GIVEN DATA.
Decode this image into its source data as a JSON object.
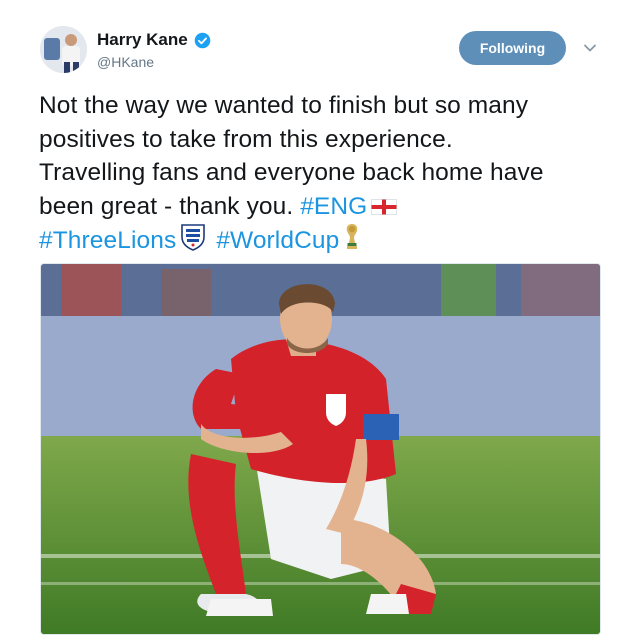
{
  "user": {
    "display_name": "Harry Kane",
    "handle": "@HKane",
    "verified": true
  },
  "follow_button": {
    "label": "Following"
  },
  "tweet": {
    "lines": [
      "Not the way we wanted to finish but so many",
      "positives to take from this experience.",
      "Travelling fans and everyone back home have"
    ],
    "line4_text": "been great - thank you. ",
    "hashtags": {
      "eng": "#ENG",
      "three_lions": "#ThreeLions",
      "world_cup": "#WorldCup"
    },
    "emoji": [
      "england-flag-icon",
      "england-crest-icon",
      "world-cup-trophy-icon"
    ]
  },
  "colors": {
    "link": "#1b95e0",
    "following_button": "#5d8fb9",
    "verified_badge": "#1da1f2",
    "handle": "#657786"
  },
  "media": {
    "type": "photo",
    "subject": "player-kneeling-on-pitch"
  }
}
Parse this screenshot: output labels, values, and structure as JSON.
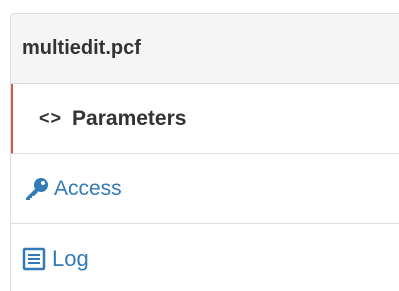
{
  "panel": {
    "title": "multiedit.pcf"
  },
  "nav": {
    "items": [
      {
        "label": "Parameters",
        "icon": "code-icon",
        "active": true
      },
      {
        "label": "Access",
        "icon": "key-icon",
        "active": false
      },
      {
        "label": "Log",
        "icon": "list-icon",
        "active": false
      }
    ]
  },
  "colors": {
    "active_border": "#d9534f",
    "link": "#337ab7",
    "heading_bg": "#f5f5f5"
  }
}
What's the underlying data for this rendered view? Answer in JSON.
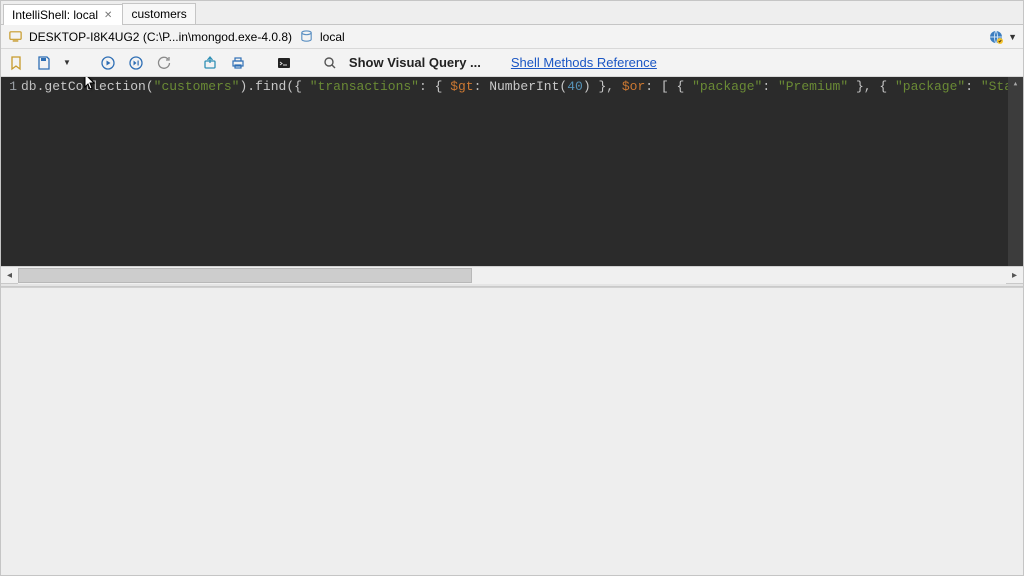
{
  "tabs": [
    {
      "label": "IntelliShell: local",
      "active": true,
      "closable": true
    },
    {
      "label": "customers",
      "active": false,
      "closable": false
    }
  ],
  "pathbar": {
    "host": "DESKTOP-I8K4UG2 (C:\\P...in\\mongod.exe-4.0.8)",
    "db": "local"
  },
  "toolbar": {
    "visual_query_label": "Show Visual Query ...",
    "shell_ref_label": "Shell Methods Reference"
  },
  "editor": {
    "line_number": "1",
    "code_tokens": [
      {
        "t": "db",
        "c": "tok-kw"
      },
      {
        "t": ".",
        "c": "tok-kw"
      },
      {
        "t": "getCollection",
        "c": "tok-fn"
      },
      {
        "t": "(",
        "c": "tok-br"
      },
      {
        "t": "\"customers\"",
        "c": "tok-str"
      },
      {
        "t": ")",
        "c": "tok-br"
      },
      {
        "t": ".",
        "c": "tok-kw"
      },
      {
        "t": "find",
        "c": "tok-fn"
      },
      {
        "t": "(",
        "c": "tok-br"
      },
      {
        "t": "{ ",
        "c": "tok-br"
      },
      {
        "t": "\"transactions\"",
        "c": "tok-str"
      },
      {
        "t": ": ",
        "c": "tok-kw"
      },
      {
        "t": "{ ",
        "c": "tok-br"
      },
      {
        "t": "$gt",
        "c": "tok-op"
      },
      {
        "t": ": ",
        "c": "tok-kw"
      },
      {
        "t": "NumberInt",
        "c": "tok-fn"
      },
      {
        "t": "(",
        "c": "tok-br"
      },
      {
        "t": "40",
        "c": "tok-num"
      },
      {
        "t": ") ",
        "c": "tok-br"
      },
      {
        "t": "}",
        "c": "tok-br"
      },
      {
        "t": ", ",
        "c": "tok-kw"
      },
      {
        "t": "$or",
        "c": "tok-op"
      },
      {
        "t": ": ",
        "c": "tok-kw"
      },
      {
        "t": "[ ",
        "c": "tok-br"
      },
      {
        "t": "{ ",
        "c": "tok-br"
      },
      {
        "t": "\"package\"",
        "c": "tok-str"
      },
      {
        "t": ": ",
        "c": "tok-kw"
      },
      {
        "t": "\"Premium\"",
        "c": "tok-str"
      },
      {
        "t": " }",
        "c": "tok-br"
      },
      {
        "t": ", ",
        "c": "tok-kw"
      },
      {
        "t": "{ ",
        "c": "tok-br"
      },
      {
        "t": "\"package\"",
        "c": "tok-str"
      },
      {
        "t": ": ",
        "c": "tok-kw"
      },
      {
        "t": "\"Standard\"",
        "c": "tok-str"
      },
      {
        "t": " }",
        "c": "tok-br"
      }
    ]
  }
}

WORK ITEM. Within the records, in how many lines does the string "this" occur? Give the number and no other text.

EXERCISE OUTPUT. 4